**THE TASK**.
From the records below, return every line containing the word "değerlendirme".
** Opening INFORMATION PROVIDED block **
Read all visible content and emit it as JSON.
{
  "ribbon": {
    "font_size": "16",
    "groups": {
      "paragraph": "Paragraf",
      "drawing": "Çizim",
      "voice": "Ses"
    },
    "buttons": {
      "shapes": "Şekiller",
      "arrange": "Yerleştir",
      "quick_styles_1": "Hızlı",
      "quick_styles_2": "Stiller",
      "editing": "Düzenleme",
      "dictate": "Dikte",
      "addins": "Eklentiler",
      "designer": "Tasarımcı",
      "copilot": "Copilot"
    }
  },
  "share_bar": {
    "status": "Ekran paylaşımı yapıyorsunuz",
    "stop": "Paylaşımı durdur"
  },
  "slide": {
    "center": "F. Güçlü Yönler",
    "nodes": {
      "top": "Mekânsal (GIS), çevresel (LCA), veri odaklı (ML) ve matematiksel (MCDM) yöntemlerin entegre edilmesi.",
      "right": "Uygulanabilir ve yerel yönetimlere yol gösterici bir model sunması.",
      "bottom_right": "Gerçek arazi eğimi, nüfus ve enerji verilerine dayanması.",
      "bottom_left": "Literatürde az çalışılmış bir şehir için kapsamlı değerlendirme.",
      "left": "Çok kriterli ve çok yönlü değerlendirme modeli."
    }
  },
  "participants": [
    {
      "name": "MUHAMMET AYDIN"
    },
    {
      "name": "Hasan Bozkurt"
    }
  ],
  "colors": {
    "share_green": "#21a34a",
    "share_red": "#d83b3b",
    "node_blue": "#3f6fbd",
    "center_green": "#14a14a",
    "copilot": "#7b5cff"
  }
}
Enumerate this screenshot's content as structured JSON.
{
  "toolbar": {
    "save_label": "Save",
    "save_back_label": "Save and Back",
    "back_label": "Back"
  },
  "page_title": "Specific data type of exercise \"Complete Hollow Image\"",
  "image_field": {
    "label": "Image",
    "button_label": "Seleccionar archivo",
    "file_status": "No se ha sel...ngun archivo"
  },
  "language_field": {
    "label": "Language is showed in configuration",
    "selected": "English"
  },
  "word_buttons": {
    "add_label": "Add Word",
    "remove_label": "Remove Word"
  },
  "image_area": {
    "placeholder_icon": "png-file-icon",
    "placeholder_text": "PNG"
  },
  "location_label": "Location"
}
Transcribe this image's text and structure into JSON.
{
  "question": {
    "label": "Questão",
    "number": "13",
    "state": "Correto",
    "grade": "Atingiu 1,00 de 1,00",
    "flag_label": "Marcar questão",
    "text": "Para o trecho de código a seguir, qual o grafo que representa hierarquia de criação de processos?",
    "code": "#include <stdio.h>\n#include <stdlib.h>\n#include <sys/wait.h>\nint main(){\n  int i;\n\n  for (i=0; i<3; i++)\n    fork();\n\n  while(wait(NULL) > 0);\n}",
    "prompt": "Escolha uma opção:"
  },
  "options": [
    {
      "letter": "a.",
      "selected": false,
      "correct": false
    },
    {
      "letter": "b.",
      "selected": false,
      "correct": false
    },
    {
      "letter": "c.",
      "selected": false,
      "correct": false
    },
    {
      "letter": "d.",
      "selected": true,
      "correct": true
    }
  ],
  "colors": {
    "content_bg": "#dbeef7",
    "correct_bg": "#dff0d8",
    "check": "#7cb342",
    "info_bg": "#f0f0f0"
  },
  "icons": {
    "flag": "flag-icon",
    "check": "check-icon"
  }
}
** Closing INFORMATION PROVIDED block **
**EXPECTED OUTPUT**.
      "bottom_left": "Literatürde az çalışılmış bir şehir için kapsamlı değerlendirme.",
      "left": "Çok kriterli ve çok yönlü değerlendirme modeli."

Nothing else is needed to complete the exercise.